18 April 2016 | BRIDGE TO INDIA
As part of the memorandum of understanding signed under the UDAY scheme, the Ministry of Power has allowed a roll forward of the Renewable Purchase Obligation (RPO) for Uttar Pradesh by seven years (refer). Meanwhile, state power distribution companies in Odisha have got a stay on enforcement of RPO from the state High Court. These incidents set bad precedents for the country’s solar targets, which are conceptually based on compliance with the RPO mechanism. On the other hand, states such as Telangana, Andhra Pradesh, Karnataka and Jharkhand are rapidly scaling up their solar programs and going way beyond their RPO targets. In fact, there is more solar power capacity planned in Telangana and Jharkhand in the next two years than their respective 2022 targets set by the Ministry of New and Renewable Energy (MNRE).
- The RPO mechanism has by and large failed because of poor regulatory framework and non-compliance on the pretext of poor financial health of distribution companies
- Some states are increasingly adopting solar power because of its economic advantages combined with environmental and political credentials
- Going forward, we expect the RPO mechanism to become more of a measuring stick than an underlying driver for new capacity addition in the country
India’s 100 GW target for 2022 is based on 8% of total power consumption being met through solar power.

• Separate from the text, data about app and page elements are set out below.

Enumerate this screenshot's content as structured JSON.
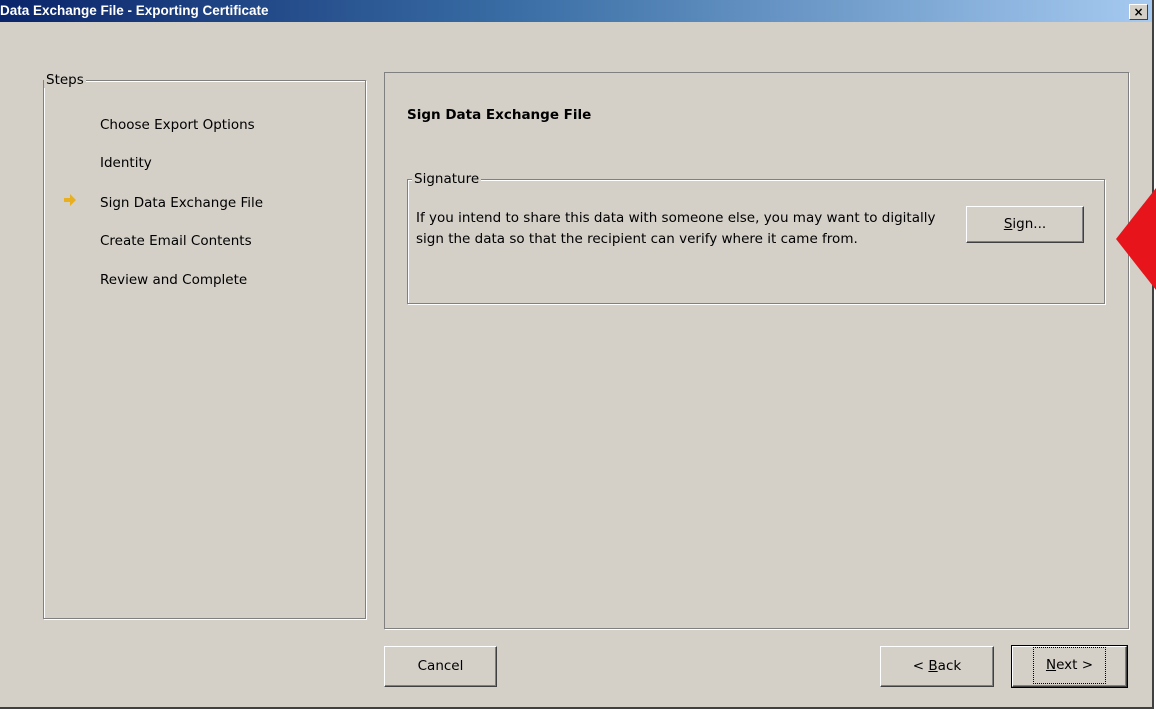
{
  "window": {
    "title": "Data Exchange File - Exporting Certificate",
    "close_label": "×"
  },
  "steps": {
    "legend": "Steps",
    "items": [
      {
        "label": "Choose Export Options",
        "current": false
      },
      {
        "label": "Identity",
        "current": false
      },
      {
        "label": "Sign Data Exchange File",
        "current": true
      },
      {
        "label": "Create Email Contents",
        "current": false
      },
      {
        "label": "Review and Complete",
        "current": false
      }
    ]
  },
  "main": {
    "heading": "Sign Data Exchange File",
    "signature": {
      "legend": "Signature",
      "description": "If you intend to share this data with someone else, you may want to digitally sign the data so that the recipient can verify where it came from.",
      "sign_button": {
        "mnemonic": "S",
        "rest": "ign..."
      }
    }
  },
  "buttons": {
    "cancel": "Cancel",
    "back": {
      "prefix": "< ",
      "mnemonic": "B",
      "rest": "ack"
    },
    "next": {
      "mnemonic": "N",
      "rest": "ext >"
    }
  },
  "colors": {
    "dialog_bg": "#d4d0c8",
    "titlebar_start": "#0a246a",
    "titlebar_end": "#a6caf0",
    "step_arrow": "#e8b020",
    "annotation_arrow": "#e8141b"
  }
}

However, RPO enforcement has been a challenge across the country because several states remain non-compliance on the pretext of poor financial health of distribution companies. This is despite the Supreme Court of India recently passing a judgement reaffirming the legal sanctity of RPOs (refer) and the central government proposing penalties for non-compliance under the Electricity Act 2003 amendments (refer). The purchase volumes of solar specific Renewable Energy Certificates (RECs) remain abysmally low at between 3 – 5% of the total available stock at the exchanges.
In absence of a strong RPO framework, BRIDGE TO INDIA believes that the key factors driving solar demand are strong political backing to renewable power particularly in BJP ruled states, improved economic fundamentals, short gestation period and even political showmanship.
As economics for solar power improve further, we expect the RPO mechanism to become more of a measuring stick than an underlying driver for new capacity addition. Indeed, that’s already happening to some extent. In fact, the central government is also exploring ways to tweak the RPO mechanism such that different states get different targets (as a percentage of power to be procured from solar) based on economic viability of solar in these states (refer).